**RECORD EXCERPTS**
####################

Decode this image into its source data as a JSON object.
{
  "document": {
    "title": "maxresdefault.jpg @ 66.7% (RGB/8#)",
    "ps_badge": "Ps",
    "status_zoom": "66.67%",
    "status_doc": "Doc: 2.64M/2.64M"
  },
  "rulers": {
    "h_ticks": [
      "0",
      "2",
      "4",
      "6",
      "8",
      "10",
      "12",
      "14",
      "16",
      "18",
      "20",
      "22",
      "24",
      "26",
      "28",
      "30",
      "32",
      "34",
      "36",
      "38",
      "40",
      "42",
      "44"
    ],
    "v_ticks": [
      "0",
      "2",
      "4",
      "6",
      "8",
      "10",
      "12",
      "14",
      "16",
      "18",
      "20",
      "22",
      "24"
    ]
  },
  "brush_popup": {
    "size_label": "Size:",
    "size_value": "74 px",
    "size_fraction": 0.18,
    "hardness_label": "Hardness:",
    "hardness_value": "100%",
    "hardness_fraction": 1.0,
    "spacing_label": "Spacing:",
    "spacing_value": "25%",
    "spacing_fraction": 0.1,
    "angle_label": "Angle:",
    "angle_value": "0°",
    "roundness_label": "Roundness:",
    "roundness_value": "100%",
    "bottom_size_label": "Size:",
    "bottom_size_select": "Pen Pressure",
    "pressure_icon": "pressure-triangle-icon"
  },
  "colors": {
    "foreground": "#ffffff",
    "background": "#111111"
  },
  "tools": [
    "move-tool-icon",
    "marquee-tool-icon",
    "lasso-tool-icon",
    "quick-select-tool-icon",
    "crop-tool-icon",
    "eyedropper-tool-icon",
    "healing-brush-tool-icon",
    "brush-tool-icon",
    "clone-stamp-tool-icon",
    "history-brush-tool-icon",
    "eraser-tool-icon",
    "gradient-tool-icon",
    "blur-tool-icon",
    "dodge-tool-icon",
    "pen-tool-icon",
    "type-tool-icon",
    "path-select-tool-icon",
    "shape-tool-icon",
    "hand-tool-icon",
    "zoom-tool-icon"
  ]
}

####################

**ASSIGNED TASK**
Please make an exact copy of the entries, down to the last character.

**TASK RESULT**
Decode this image into its source data as a JSON object.
{
  "document": {
    "title": "maxresdefault.jpg @ 66.7% (RGB/8#)",
    "ps_badge": "Ps",
    "status_zoom": "66.67%",
    "status_doc": "Doc: 2.64M/2.64M"
  },
  "rulers": {
    "h_ticks": [
      "0",
      "2",
      "4",
      "6",
      "8",
      "10",
      "12",
      "14",
      "16",
      "18",
      "20",
      "22",
      "24",
      "26",
      "28",
      "30",
      "32",
      "34",
      "36",
      "38",
      "40",
      "42",
      "44"
    ],
    "v_ticks": [
      "0",
      "2",
      "4",
      "6",
      "8",
      "10",
      "12",
      "14",
      "16",
      "18",
      "20",
      "22",
      "24"
    ]
  },
  "brush_popup": {
    "size_label": "Size:",
    "size_value": "74 px",
    "size_fraction": 0.18,
    "hardness_label": "Hardness:",
    "hardness_value": "100%",
    "hardness_fraction": 1.0,
    "spacing_label": "Spacing:",
    "spacing_value": "25%",
    "spacing_fraction": 0.1,
    "angle_label": "Angle:",
    "angle_value": "0°",
    "roundness_label": "Roundness:",
    "roundness_value": "100%",
    "bottom_size_label": "Size:",
    "bottom_size_select": "Pen Pressure",
    "pressure_icon": "pressure-triangle-icon"
  },
  "colors": {
    "foreground": "#ffffff",
    "background": "#111111"
  },
  "tools": [
    "move-tool-icon",
    "marquee-tool-icon",
    "lasso-tool-icon",
    "quick-select-tool-icon",
    "crop-tool-icon",
    "eyedropper-tool-icon",
    "healing-brush-tool-icon",
    "brush-tool-icon",
    "clone-stamp-tool-icon",
    "history-brush-tool-icon",
    "eraser-tool-icon",
    "gradient-tool-icon",
    "blur-tool-icon",
    "dodge-tool-icon",
    "pen-tool-icon",
    "type-tool-icon",
    "path-select-tool-icon",
    "shape-tool-icon",
    "hand-tool-icon",
    "zoom-tool-icon"
  ]
}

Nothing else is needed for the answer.